un-wronged

wronged

[rawngd, rongd]
adjective
treated unfairly or unjustly: the wronged party in the dispute.

Origin:
1540–50; wrong + -ed2

unwronged, adjective
Dictionary.com Unabridged
Based on the Random House Dictionary, © Random House, Inc. 2014.
Cite This Source Link To un-wronged
Etymonline
Word Origin & History

wrong
late O.E., "twisted, crooked, wry," from O.N. rangr, earlier *wrangr "crooked, wry, wrong," from P.Gmc. *wrangaz (cf. Dan. vrang "crooked, wrong," M.Du. wranc, Du. wrang "sour, bitter," lit. "that which distorts the mouth"), from PIE *wrengh- "to turn" (see wring). Sense
of "not right, bad, immoral, unjust" developed by c.1300. Wrong thus is etymologically a negative of right (from L. rectus, lit. "straight"). L. pravus was lit. "crooked," but most commonly "wrong, bad;" and other words for "crooked" also have meant "wrong" in It. and Slav.
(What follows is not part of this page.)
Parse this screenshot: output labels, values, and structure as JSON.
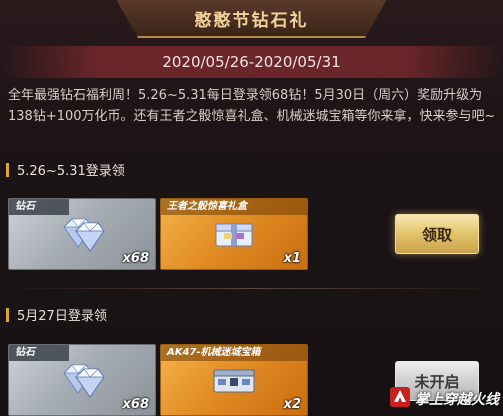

Cf. also Fr. tort "wrong, injustice," from L. tortus "twisted." Wrong-headed first recorded 1732. To get up on the wrong side (of the bed) "be in a bad mood" is recorded from 1801.

wrong
"that which is improper or unjust," c.1100, from wrong (adj.). Meaning "an unjust action" is recorded from c.1200.

wrong
"to do wrong to," early 14c., from wrong (adj.).
Online Etymology Dictionary, © 2010 Douglas Harper
Cite This Source
Copyright © 2014 Dictionary.com, LLC. All rights reserved.
  • Please Login or Sign Up to use the Recent Searches feature